Adobe plans quarterly Patch Day for Reader/Acrobat fixes

Borrowing a few pages from Microsoft's playbook, Adobe today announced plans for a quarterly Patch Day for its Reader/Acrobat product lines and new initiatives to beef up its code hardening and security response processes.Starting this summer, Adobe Reader and Acrobat security patches will be released on a quarterly schedule and will be timed to coincide with Microsoft's second-Tuesday-of-the month bulletin releases.

Borrowing a few pages from Microsoft's playbook, Adobe today announced plans for a quarterly Patch Day for its Reader/Acrobat product lines and new initiatives to beef up its code hardening and security response processes.

Starting this summer, Adobe Reader and Acrobat security patches will be released on a quarterly schedule and will be timed to coincide with Microsoft's second-Tuesday-of-the month bulletin releases. The new schedule will not include fixes for Adobe Flash Player, Adobe Air or other software products.

[ SEE: Adobe Flash zero-day exploit in the wild ]

Here's the gist of the plans, as outlined by Brad Arkin, director of product security and privacy at Adobe:

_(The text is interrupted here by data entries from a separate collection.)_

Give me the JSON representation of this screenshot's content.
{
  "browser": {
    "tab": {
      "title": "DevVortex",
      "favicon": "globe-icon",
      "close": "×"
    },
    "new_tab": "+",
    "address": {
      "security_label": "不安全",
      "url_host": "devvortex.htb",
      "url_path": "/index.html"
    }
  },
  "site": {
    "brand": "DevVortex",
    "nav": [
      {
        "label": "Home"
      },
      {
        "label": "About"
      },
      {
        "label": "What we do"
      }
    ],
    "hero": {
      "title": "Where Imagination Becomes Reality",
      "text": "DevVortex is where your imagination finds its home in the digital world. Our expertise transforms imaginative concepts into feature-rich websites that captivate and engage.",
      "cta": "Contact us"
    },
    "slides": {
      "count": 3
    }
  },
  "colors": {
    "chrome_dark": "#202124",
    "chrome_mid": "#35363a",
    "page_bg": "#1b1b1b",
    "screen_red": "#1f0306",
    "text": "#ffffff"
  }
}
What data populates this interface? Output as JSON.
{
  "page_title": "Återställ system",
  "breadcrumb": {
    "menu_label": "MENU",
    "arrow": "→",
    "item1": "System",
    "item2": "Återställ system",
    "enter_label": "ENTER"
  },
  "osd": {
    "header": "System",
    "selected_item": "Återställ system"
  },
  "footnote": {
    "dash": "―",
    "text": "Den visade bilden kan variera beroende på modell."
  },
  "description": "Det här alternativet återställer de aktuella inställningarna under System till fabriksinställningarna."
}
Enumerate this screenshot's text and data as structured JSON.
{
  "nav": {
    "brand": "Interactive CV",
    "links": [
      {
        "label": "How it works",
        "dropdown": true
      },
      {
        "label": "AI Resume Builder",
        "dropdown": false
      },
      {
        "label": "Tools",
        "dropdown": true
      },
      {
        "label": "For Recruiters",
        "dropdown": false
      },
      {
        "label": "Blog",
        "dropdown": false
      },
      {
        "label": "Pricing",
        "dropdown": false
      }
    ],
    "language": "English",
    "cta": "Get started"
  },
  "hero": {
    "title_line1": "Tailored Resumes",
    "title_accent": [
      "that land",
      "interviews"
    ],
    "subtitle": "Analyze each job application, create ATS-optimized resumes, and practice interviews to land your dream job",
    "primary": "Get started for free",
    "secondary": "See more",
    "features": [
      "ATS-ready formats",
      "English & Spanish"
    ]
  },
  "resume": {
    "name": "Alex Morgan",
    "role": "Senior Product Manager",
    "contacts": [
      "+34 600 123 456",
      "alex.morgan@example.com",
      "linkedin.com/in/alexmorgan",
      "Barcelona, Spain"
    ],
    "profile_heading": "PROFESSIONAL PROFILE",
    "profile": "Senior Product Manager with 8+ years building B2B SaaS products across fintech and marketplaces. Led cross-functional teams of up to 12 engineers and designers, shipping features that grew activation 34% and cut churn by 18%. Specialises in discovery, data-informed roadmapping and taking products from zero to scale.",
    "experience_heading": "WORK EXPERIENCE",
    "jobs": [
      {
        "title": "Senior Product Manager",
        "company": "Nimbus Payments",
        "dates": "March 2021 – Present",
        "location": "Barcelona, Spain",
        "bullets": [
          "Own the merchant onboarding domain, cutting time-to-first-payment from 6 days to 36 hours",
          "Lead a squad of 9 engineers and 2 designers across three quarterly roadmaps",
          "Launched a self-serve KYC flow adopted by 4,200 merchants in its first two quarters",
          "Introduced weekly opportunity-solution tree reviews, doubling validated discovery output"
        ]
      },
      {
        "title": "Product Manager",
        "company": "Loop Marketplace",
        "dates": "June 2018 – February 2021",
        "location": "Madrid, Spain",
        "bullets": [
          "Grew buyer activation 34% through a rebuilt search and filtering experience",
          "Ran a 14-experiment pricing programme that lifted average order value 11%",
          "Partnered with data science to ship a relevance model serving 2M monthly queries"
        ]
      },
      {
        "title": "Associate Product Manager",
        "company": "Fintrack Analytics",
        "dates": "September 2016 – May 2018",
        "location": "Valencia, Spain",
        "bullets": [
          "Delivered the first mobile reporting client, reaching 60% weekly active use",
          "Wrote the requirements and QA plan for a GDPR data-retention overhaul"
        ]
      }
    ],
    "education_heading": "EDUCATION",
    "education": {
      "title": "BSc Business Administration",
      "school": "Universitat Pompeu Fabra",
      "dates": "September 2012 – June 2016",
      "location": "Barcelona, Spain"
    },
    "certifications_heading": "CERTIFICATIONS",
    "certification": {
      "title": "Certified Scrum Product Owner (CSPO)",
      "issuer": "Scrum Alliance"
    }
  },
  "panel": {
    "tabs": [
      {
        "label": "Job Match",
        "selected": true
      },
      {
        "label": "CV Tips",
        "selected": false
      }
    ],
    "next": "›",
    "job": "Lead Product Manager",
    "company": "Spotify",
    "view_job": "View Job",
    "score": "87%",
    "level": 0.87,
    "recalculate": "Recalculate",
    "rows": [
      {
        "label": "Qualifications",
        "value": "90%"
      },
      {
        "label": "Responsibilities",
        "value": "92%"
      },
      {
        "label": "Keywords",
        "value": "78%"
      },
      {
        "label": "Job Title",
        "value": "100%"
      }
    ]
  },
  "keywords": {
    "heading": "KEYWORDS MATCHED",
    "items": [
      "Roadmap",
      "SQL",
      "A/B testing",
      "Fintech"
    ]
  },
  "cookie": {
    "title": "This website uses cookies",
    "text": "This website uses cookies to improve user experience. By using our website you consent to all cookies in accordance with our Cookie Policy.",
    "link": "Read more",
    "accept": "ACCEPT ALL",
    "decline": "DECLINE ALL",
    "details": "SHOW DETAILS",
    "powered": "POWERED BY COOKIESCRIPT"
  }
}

  1. Code Hardening - For the past several years all new code and features for Adobe Reader and Acrobat have been subject to our modern Secure Product Lifecycle (SPLC). The Adobe SPLC is similar to Microsoft’s Security Development Lifecycle (SDL). The Adobe SPLC integrates standard secure software activities such as threat modeling, automated and manual security code reviews, and fuzzing into the standard Adobe Product Lifecycle we follow for all projects.The SPLC activities have been successful in mitigating threats in new code development, but did not fully address problems in the existing code base. Therefore, an initiative in the current security effort has been focused on hardening at-risk areas of the legacy code. We’ve applied the latest SPLC techniques against these prioritized sections of each application. Even in cases where no immediate vulnerability was identified, we have been strengthening input validation on a best-practice basis. (Experience shows such validation is a powerful tool in preventing as-yet unidentified security holes.)
  2. Incident Response Process Improvements – We’ve targeted several specific areas where we are improving our incident response process. We expect folks outside Adobe will see more timely communications regarding incidents, quicker turn-around times on patch releases, and simultaneous patches for more affected versions as we move forward.This approach was tested sooner than we would have liked with CVE-2009-1492/1493. Although this incident fell in the middle of our security effort, we were encouraged by the progress our response demonstrated. We worked to communicate early and often via our PSIRT blog and two weeks later, on May 12, 2009, we simultaneously shipped 29 binaries to update 17 different versions of Adobe Reader and Acrobat covering 32 languages for the Windows, Mac, and UNIX platforms.
  3. Regular Security Updates – Starting this summer with the initial output of our security code hardening effort, we plan to release security updates for all major supported versions and platforms of Adobe Reader and Acrobat on a quarterly basis. Based on feedback from our customers, who have processes and resources geared toward Microsoft’s “Patch Tuesday” security updates, we will make Adobe’s quarterly patches available on the same days. (Although our 3/10/09 and 5/12/09 security patches landed on Patch Tuesday, the timing was coincidental. In both cases, we shipped the patches as soon as we finished testing them.)

[ SEE: Adobe swings and misses as PDF abuse worsens ]

I had a brief telephone conversation with Arkin today to discuss the plans and he said the changes were a direct result of the "changing threat landscape" affecting Adobe's customers.  Over the last year, the company has struggled to cope with numerous exploit code releases and zero-day attacks and its security response process fell short of providing enough information for affected end-users.

These two comparison charts, via F-Secure, show just how much of a target Adobe has become, especially in the area of targeted attacks that use booby-trapped PDF files:

And now 2009 (year to date):

Microsoft's latest Security Intelligence Report (a must read!) also describes the target on Adobe's back -- malware authors consistently exploit Flash Player vulnerabilities -- so this news from Adobe could not have come at a better time.

While the SDL-type process is a no-brainer, I'd also like to see Adobe adobe a security advisory service (outside of the PSIRT) blog that provides some clear mitigation/guidance when exploit code is available for an unpatched vulnerability.

As Andrew Storms points out here, the company could also improve its relationship with the hacker community to try to stop zero-day releases and look closer at some software bells-and-whistles (hello JavaScript!) that introduce serious security problems.